Sublime Text uses TextMate's syntax declaration files to support new languages, has all its menus and keybindings generated from JSON files, and can be scripted to add new features using Python. If Sublime Text doesn't support a desired language or feature, it's usually not long before
Sublime Text has a minimap on the side that provides a top-down view of the file and keyboard shortcuts for most actions. It's also supports a large number of languages and general text editing features out of the box.
Many users tend to forget it, but it is a shareware, with a nag prompt reminding the user should pay for this software... It is not a problem (the company must have a source of income), but it is something to consider when most of the alternatives are free.

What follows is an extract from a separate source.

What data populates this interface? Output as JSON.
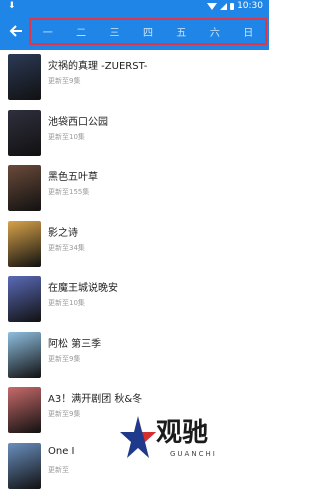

There's no contextual reference for autocomplete and autosuggest; the IDE offers little intelligence on classes, return types and other language cues. There's a few packages that add a little to code completion, such as SublimeCodeIntel (adds Jump to Symbol Definition, Import/Package auto...

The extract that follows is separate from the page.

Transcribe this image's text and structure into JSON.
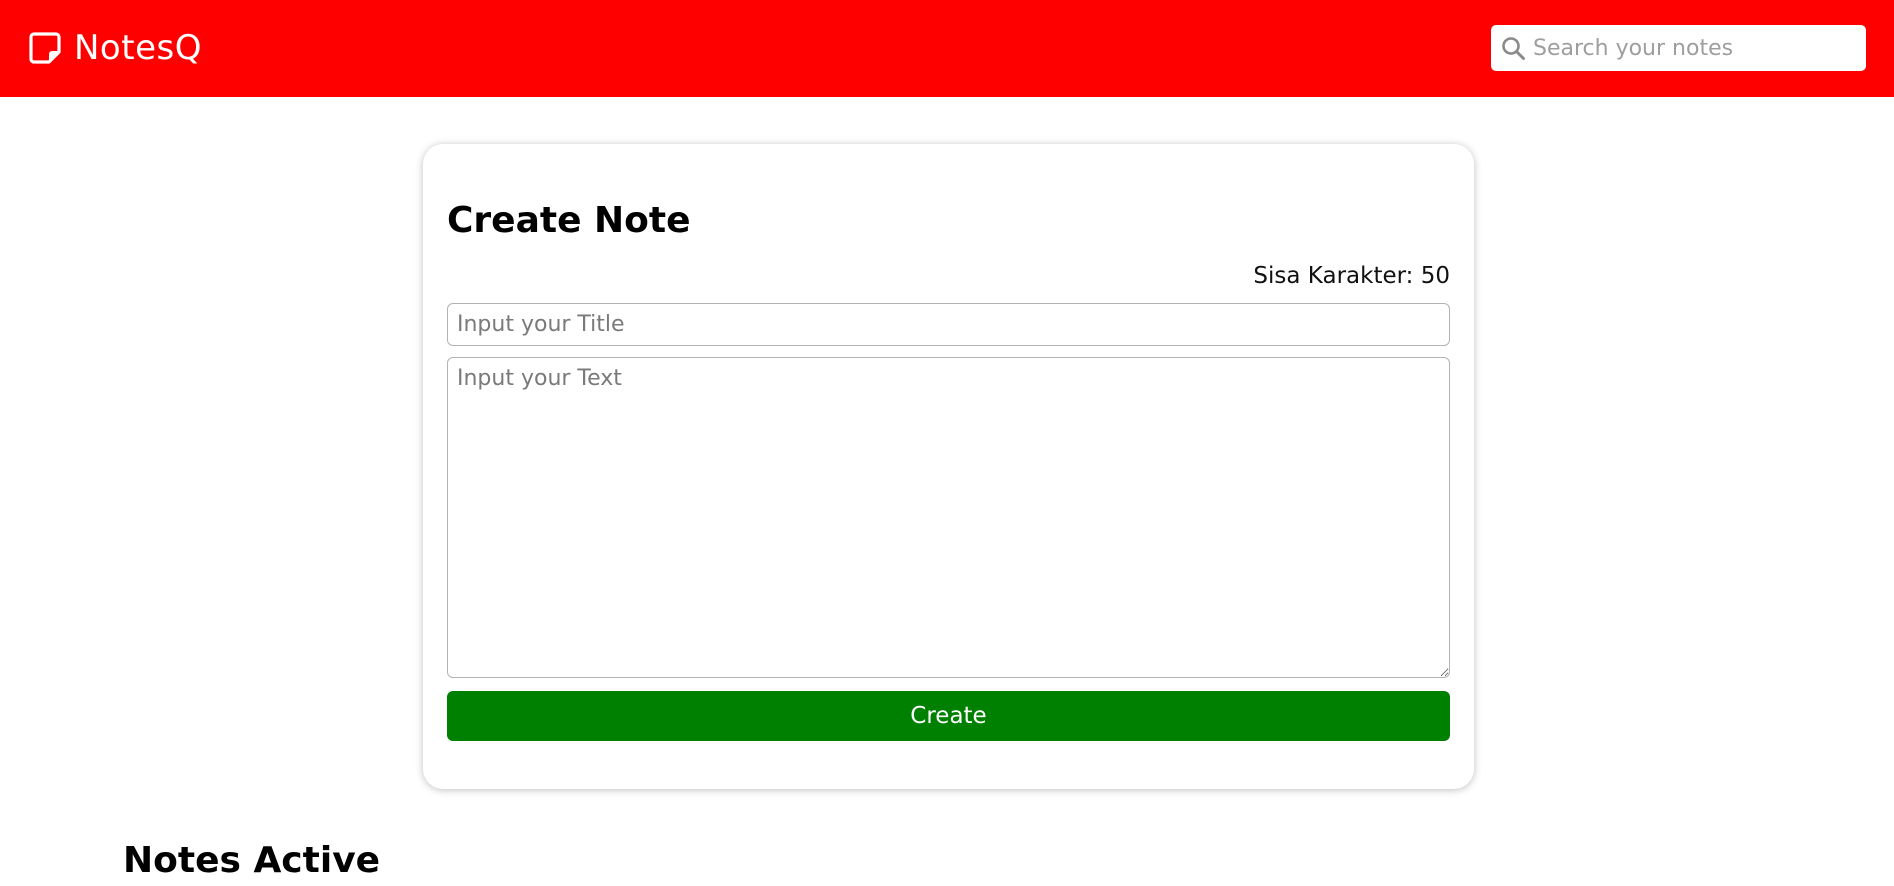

As Atom is still relatively new, it's missing nice little touches that other text editors have implemented over the years. From simple ease of use things like middle-mouse button multi-cursor select to the ways pasted information from a spreadsheet is interpreted in multi-select situations.
There's no need to reach for the mouse or the ctrl/alt buttons again. Everything is 1 or 2 key presses away with almost 200 functions specifically for text editing. Vim does support the mouse, but it's designed so you don't have to for more efficient usage. Versions of vim like gVim or
Vi/vim exists on almost all Unix-like platforms, it is the de-facto Unix editor, and is easily installed on Windows. All you need to make it work is a text-based connection, so it works well for remote machines with slow connections, or when you're too lazy to set up a VNC/Remote Desktop conne...